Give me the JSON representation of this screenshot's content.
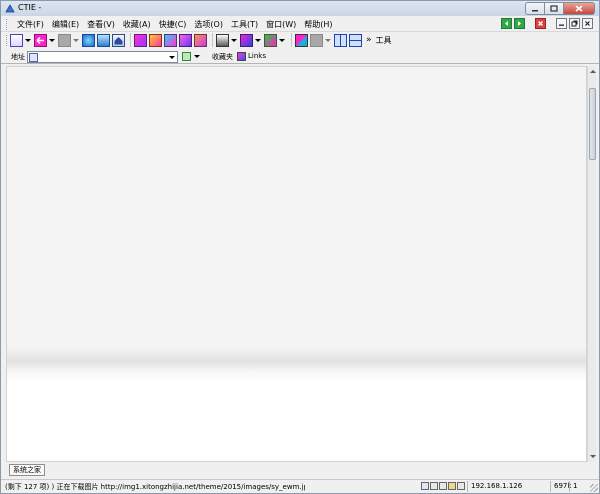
{
  "window": {
    "title": "CTIE -"
  },
  "menubar": {
    "items": [
      {
        "label": "文件(F)"
      },
      {
        "label": "编辑(E)"
      },
      {
        "label": "查看(V)"
      },
      {
        "label": "收藏(A)"
      },
      {
        "label": "快捷(C)"
      },
      {
        "label": "选项(O)"
      },
      {
        "label": "工具(T)"
      },
      {
        "label": "窗口(W)"
      },
      {
        "label": "帮助(H)"
      }
    ]
  },
  "toolbar": {
    "overflow_label": "»",
    "label": "工具",
    "colors": {
      "magenta": "#ff22cc",
      "blue": "#2255ee",
      "gray": "#a8a8a8",
      "green": "#22aa44",
      "cyan": "#11aacc"
    }
  },
  "address": {
    "label": "地址",
    "value": "",
    "favorites_label": "收藏夹",
    "links_label": "Links"
  },
  "tabs": [
    {
      "label": "系统之家"
    }
  ],
  "status": {
    "text": "(剩下 127 项) ) 正在下载图片 http://img1.xitongzhijia.net/theme/2015/images/sy_ewm.jpg...",
    "ip": "192.168.1.126",
    "size": "697k",
    "count": "1"
  }
}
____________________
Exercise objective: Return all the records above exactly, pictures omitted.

Solution:
Give me the JSON representation of this screenshot's content.
{
  "window": {
    "title": "CTIE -"
  },
  "menubar": {
    "items": [
      {
        "label": "文件(F)"
      },
      {
        "label": "编辑(E)"
      },
      {
        "label": "查看(V)"
      },
      {
        "label": "收藏(A)"
      },
      {
        "label": "快捷(C)"
      },
      {
        "label": "选项(O)"
      },
      {
        "label": "工具(T)"
      },
      {
        "label": "窗口(W)"
      },
      {
        "label": "帮助(H)"
      }
    ]
  },
  "toolbar": {
    "overflow_label": "»",
    "label": "工具",
    "colors": {
      "magenta": "#ff22cc",
      "blue": "#2255ee",
      "gray": "#a8a8a8",
      "green": "#22aa44",
      "cyan": "#11aacc"
    }
  },
  "address": {
    "label": "地址",
    "value": "",
    "favorites_label": "收藏夹",
    "links_label": "Links"
  },
  "tabs": [
    {
      "label": "系统之家"
    }
  ],
  "status": {
    "text": "(剩下 127 项) ) 正在下载图片 http://img1.xitongzhijia.net/theme/2015/images/sy_ewm.jpg...",
    "ip": "192.168.1.126",
    "size": "697k",
    "count": "1"
  }
}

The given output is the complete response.